Temptation Poster.jpg
Theatrical release poster
Directed by Irving Pichel
Produced by Edward Small
Screenplay by Robert Thoeren
Based on Novel: Bella Donna
by Robert Smythe Hichens
Play: Bella Donna
by James B. Fagan
Starring Merle Oberon
George Brent
Music by Daniele Amfitheatrof
Cinematography Lucien Ballard
Edited by Ernest J. Nims
Production
company
International Pictures
Distributed by Universal Pictures
Release date
  • December 2, 1946 (1946-12-02) (United States)
Running time
98 minutes
Country United States
Language English
Budget $1.6 million[1]

Temptation is a 1946 American thriller film noir directed by Irving Pichel. The drama features Merle Oberon and George Brent. The film was based on Robert Smythe Hichens's novel Bella Donna.[2]

The 1923 film Bella Donna, starring Pola Negri, which was directed by George Fitzmaurice[3] is also based on that novel. Other versions were filmed in 1918 and 1935.

Plot[edit]

Victorian melodrama, set in Egypt, where a down-on-her-luck courtesan (Oberon) snares a loving but naive Egyptologist (Brent), marries him and moves to Egypt. She quickly becomes bored and embarks on an affair with Mamhoud Baroudi (Korvin). She falls in love with him, and together, they plot to do away with her husband.

Cast[edit]

Production[edit]

The movie was the first producer Edward Small had made away from United Artists for a number of years.[4] He bought the rights to the novel in 1941 intending to make it as a vehicle for Ilona Massey who had just made International Lady for him.[5][6] He intended to make the film for United Artists but other projects took priority. Over a five-year period there were several near-starts and postponements; he almost managed to begin production in February 1946 but there was not enough studio space. Small's deal with United Artists expired so the film became the first shot at Universal by International under the new United World Pictures arrangement.[1]

Reception[edit]

Film critic Bosley Crowther panned the film when it was released, writing "True enough, Miss Oberon looks lovely, Mr. Korvin behaves with bold sang-froid and George Brent is sufficiently unimpressive to seem a husband that a dame would double-cross. Paul Lucas, Arnold Moss and Lenore Ulric also act as though they thought they had a script. But the whole thing is as claptrap in its nature as it was when Pola Negri played it back in 1923."[7]

Variety magazine panned the screenplay, writing "Production is well-stacked with solid values in every department except for the screenplay, which falls short in its attempt to stretch an unsubstantial story line over so long a running time."[8]

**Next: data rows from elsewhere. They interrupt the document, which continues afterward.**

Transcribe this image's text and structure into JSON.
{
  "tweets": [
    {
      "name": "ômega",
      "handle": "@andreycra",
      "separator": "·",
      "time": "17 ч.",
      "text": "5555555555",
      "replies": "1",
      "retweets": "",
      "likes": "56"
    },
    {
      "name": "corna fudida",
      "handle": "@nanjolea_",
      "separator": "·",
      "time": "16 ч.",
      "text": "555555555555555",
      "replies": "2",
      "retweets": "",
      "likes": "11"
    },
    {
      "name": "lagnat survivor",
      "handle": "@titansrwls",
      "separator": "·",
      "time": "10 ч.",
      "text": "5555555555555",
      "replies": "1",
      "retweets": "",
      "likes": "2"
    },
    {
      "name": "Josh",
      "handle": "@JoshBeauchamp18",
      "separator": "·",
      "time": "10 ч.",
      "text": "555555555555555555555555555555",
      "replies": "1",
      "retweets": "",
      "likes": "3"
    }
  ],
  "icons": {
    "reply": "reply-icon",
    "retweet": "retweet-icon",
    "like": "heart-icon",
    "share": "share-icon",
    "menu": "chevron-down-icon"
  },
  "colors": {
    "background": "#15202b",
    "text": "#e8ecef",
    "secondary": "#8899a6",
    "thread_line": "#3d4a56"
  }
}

References[edit]

  1. ^ a b THE HOLLYWOOD WIRE: In the Clear MORE HOLLYWOOD ITEMS By Meets Girl By FRED STANLEY. New York Times (1923-Current file) [New York, N.Y] 05 May 1946: X1
  2. ^ Temptation at the Internet Movie Database.
  3. ^ Bella Donna at the Internet Movie Database
  4. ^ MICHAEL TODD SET TO FILM 'GREAT SON': Ferber Novel Will Be His First Universal Picture--Hellinger Acquires 'Criss-Cross' "Variety Girl" Planned Special to THE NEW YORK TIMES.. New York Times (1923-Current file) [New York, N.Y] 04 June 1946: 33.
  5. ^ The THEATRE: Entertainment Notes Wall Street Journal (1923 - Current file) [New York, N.Y] 03 July 1941: 13.
  6. ^ SCREEN NEWS HERE AND IN HOLLYWOOD: Monty Woolley to Repeat His Role in 'The Man Who Came to Dinner' for Warners PICTURE TO BE HELD OVER ' Blossoms in the Dust' to Run Second Week at Music Hall -- French Films Revived By DOUGLAS W. CHURCHILLSpecial to THE NEW YORK TIMES.. New York Times (1923-Current file) [New York, N.Y] 01 July 1941: 27.
  7. ^ Crowther, Bosley. The New York Times, film review, December 25, 1946. Last accessed: February 25, 2011.
  8. ^ Variety, film review, December 2, 1946. Last accessed: February 25, 2011.

External links[edit]